Speaking of Leparoux, Matz told me he wanted Leparoux when he decided to run Union Rags in the Saratoga Special. The rider, however, already had a commitment to ride Maan for Eddie Kenneally. At that point, Maan, like Union Rags, had run just once, winning his maiden at Churchill Downs on July 3.

Maan was entered and scratched from the Sanford, but was not entered in the Special. So, Leparoux missed out on Union Rags in August.

Interestingly, Maan, with Rajiv Maragh, is entered to run in Saturday’s Gotham Stakes at Aqueduct. The colt did not run since that first race until winning an optional claimer at Gulfstream on Feb. 9.

When Javier Castellano decided to ride Algorithms Sunday, Matz and Leparoux finally got together. Leparoux was at Palm Meadows Monday morning hanging out with Union Rags and his trainer. Leparoux is not going anywhere.

Now that Algorithms is off the Triple Crown trail, you realize once again how quickly these jockey decisions can blow up. I get that Castellano wanted to keep trainer Todd Pletcher happy, but Union Rags had shown so much in 2011. Why change?

Whatever, Leparoux, a very quiet rider, appears to fit his very relaxed mount perfectly. And he knew Sunday was just a prep, so he geared the colt down in the final yards. There will be a race where he will need to see how fast Union Rags can run. Could be the March 31 Florida Derby or the Kentucky Derby. Who isn’t looking forward to that?

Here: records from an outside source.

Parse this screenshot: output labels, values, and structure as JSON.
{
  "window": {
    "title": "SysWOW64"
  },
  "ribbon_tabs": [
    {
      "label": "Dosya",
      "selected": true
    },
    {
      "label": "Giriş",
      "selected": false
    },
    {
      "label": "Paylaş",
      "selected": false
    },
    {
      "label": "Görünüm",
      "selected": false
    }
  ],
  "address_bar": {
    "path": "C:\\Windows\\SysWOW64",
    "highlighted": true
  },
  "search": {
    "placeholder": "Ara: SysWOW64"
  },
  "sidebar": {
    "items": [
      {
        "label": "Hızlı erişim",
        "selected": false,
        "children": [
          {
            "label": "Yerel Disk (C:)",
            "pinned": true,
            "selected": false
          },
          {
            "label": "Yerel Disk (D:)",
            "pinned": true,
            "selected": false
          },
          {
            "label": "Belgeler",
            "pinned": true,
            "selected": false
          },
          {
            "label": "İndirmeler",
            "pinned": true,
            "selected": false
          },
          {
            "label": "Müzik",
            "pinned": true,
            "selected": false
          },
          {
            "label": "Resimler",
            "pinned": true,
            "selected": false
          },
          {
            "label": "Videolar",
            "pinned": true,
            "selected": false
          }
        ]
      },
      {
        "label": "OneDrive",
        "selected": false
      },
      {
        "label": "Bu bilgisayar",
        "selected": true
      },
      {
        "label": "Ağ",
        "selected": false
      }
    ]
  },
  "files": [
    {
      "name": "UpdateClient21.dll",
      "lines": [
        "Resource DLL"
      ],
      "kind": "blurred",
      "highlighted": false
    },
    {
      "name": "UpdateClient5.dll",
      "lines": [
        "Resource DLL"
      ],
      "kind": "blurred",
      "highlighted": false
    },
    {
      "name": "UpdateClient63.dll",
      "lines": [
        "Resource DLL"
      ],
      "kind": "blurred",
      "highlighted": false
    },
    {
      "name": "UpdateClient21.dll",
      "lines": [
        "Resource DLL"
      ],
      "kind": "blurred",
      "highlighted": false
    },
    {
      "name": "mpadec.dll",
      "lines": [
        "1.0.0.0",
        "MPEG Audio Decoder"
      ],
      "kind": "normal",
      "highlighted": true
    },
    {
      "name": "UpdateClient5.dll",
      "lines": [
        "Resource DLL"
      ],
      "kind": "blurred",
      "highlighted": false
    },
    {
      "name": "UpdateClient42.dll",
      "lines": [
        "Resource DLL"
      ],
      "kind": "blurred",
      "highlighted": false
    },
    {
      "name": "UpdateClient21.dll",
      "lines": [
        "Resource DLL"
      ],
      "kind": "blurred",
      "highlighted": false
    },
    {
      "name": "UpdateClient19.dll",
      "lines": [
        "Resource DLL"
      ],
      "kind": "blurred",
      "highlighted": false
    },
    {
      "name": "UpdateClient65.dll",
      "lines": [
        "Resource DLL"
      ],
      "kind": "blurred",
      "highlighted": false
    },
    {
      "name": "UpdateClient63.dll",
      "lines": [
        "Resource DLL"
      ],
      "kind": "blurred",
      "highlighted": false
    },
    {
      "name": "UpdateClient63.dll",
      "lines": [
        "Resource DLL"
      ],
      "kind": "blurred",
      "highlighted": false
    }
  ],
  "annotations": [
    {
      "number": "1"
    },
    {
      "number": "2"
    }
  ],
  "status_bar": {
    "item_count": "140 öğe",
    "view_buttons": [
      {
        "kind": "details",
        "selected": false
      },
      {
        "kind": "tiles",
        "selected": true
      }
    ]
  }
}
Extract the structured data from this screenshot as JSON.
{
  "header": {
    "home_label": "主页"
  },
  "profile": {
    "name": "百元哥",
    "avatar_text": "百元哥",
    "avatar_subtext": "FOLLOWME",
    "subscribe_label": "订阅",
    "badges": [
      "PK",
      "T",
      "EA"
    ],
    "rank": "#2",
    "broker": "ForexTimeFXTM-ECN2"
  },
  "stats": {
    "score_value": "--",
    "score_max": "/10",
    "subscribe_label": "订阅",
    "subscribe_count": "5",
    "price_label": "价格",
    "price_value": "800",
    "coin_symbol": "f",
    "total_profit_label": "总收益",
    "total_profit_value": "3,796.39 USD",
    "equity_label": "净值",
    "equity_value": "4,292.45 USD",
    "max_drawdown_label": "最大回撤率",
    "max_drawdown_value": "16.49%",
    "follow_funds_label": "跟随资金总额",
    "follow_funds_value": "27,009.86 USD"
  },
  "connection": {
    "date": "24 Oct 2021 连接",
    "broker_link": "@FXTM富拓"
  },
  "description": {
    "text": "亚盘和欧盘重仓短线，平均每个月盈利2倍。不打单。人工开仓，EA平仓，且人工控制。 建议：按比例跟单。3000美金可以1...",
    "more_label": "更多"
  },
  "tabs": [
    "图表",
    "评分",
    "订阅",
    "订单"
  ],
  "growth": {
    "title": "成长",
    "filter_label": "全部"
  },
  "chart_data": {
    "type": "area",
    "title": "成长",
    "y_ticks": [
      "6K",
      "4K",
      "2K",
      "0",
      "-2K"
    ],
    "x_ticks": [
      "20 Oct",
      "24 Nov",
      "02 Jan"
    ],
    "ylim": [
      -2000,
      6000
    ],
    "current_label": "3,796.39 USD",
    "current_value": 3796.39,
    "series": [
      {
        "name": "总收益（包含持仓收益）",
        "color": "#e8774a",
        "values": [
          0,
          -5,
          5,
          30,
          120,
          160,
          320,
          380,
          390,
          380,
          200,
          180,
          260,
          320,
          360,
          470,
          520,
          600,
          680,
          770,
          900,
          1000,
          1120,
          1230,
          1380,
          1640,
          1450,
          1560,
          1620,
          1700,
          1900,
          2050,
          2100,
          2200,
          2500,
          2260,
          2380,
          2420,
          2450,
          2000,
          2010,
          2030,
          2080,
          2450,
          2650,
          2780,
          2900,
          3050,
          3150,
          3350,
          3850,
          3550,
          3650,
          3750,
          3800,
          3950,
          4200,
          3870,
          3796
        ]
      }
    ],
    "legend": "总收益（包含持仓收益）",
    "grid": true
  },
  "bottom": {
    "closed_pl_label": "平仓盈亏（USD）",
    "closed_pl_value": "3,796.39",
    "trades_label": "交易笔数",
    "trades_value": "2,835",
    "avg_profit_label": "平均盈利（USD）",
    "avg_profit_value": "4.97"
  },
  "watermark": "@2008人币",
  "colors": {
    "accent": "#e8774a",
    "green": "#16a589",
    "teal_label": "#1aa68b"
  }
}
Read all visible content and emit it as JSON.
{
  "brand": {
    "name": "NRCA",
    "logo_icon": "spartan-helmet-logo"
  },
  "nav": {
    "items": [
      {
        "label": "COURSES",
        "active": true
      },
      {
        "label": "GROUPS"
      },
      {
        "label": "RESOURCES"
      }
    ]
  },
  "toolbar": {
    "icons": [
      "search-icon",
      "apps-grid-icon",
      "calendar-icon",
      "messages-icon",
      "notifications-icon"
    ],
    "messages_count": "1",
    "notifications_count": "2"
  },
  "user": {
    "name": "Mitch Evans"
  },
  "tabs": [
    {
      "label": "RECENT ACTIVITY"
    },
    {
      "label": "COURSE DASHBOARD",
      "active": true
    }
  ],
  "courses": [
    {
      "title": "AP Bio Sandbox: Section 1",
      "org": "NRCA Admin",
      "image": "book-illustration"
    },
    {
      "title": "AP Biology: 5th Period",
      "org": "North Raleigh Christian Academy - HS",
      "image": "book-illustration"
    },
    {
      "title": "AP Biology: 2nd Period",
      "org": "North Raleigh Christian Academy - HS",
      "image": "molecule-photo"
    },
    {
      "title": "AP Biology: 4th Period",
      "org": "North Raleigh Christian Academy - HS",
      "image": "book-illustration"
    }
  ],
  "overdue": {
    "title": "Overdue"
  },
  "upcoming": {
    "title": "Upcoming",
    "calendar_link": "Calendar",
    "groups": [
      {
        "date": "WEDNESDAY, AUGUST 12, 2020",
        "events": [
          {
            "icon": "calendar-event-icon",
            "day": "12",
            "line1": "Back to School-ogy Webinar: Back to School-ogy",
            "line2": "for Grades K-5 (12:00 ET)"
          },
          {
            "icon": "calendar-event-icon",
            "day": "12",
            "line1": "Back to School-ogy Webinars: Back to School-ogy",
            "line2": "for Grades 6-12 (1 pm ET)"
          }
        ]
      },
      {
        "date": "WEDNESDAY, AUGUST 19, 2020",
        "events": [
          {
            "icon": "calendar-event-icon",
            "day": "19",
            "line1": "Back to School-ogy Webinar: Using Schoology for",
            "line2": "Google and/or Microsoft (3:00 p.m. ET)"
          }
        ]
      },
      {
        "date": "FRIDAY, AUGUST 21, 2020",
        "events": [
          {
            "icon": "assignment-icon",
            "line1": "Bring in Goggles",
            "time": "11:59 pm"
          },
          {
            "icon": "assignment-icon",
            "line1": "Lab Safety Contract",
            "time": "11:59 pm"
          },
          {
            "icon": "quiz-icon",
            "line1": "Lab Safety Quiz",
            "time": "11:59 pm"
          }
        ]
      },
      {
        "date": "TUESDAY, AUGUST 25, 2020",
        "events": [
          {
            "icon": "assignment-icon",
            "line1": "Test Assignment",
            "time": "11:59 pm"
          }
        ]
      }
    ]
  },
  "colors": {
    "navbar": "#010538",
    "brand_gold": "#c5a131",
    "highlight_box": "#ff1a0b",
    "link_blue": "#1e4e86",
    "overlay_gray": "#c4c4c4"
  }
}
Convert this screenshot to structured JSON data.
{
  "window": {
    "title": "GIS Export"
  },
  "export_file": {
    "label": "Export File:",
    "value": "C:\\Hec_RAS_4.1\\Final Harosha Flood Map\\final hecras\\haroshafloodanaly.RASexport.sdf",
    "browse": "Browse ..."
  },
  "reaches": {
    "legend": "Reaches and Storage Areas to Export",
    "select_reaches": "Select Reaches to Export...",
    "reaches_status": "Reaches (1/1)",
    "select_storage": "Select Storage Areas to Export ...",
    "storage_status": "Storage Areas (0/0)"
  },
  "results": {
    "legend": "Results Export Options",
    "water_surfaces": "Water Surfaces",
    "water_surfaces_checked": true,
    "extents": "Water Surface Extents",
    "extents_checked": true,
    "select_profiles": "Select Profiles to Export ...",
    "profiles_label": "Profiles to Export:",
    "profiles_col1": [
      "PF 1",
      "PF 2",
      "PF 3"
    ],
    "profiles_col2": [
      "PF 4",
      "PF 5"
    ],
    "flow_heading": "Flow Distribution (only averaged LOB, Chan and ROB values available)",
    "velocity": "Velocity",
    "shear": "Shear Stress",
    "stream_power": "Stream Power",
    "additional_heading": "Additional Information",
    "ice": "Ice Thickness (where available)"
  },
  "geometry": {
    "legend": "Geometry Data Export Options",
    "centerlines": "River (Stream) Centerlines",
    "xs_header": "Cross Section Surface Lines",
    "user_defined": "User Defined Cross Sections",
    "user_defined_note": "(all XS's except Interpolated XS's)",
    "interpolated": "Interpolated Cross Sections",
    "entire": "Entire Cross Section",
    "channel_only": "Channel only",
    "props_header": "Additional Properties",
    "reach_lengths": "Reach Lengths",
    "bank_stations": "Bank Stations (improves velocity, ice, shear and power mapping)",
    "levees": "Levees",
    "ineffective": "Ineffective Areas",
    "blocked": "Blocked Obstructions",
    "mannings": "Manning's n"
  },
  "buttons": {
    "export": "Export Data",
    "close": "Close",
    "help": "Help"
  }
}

Union Rags has shown something different in each of his races, winning from the back in his five-furlong debut, winning up top when he had the rail in the Special, overcoming a strange trip in the Champagne with a late explosion, just missing in the Breeders’ Cup after a giant, wide move, and then winning with total ease in the Fountain of Youth.

Notice how Union Rags broke in front of the field Sunday. This horse was eager to run, but not anxious. There is a significant difference.

Like those other Pennsylvania horses, Union Rags gives a big effort every time. There is none of this one good race, followed by a bad one. Every race is memorable.

So, the rest of you had your moment with Mine That Bird and Super Saver, Derby winners that never won again. Pennsylvania is back and it is very serious, just like Union Rags.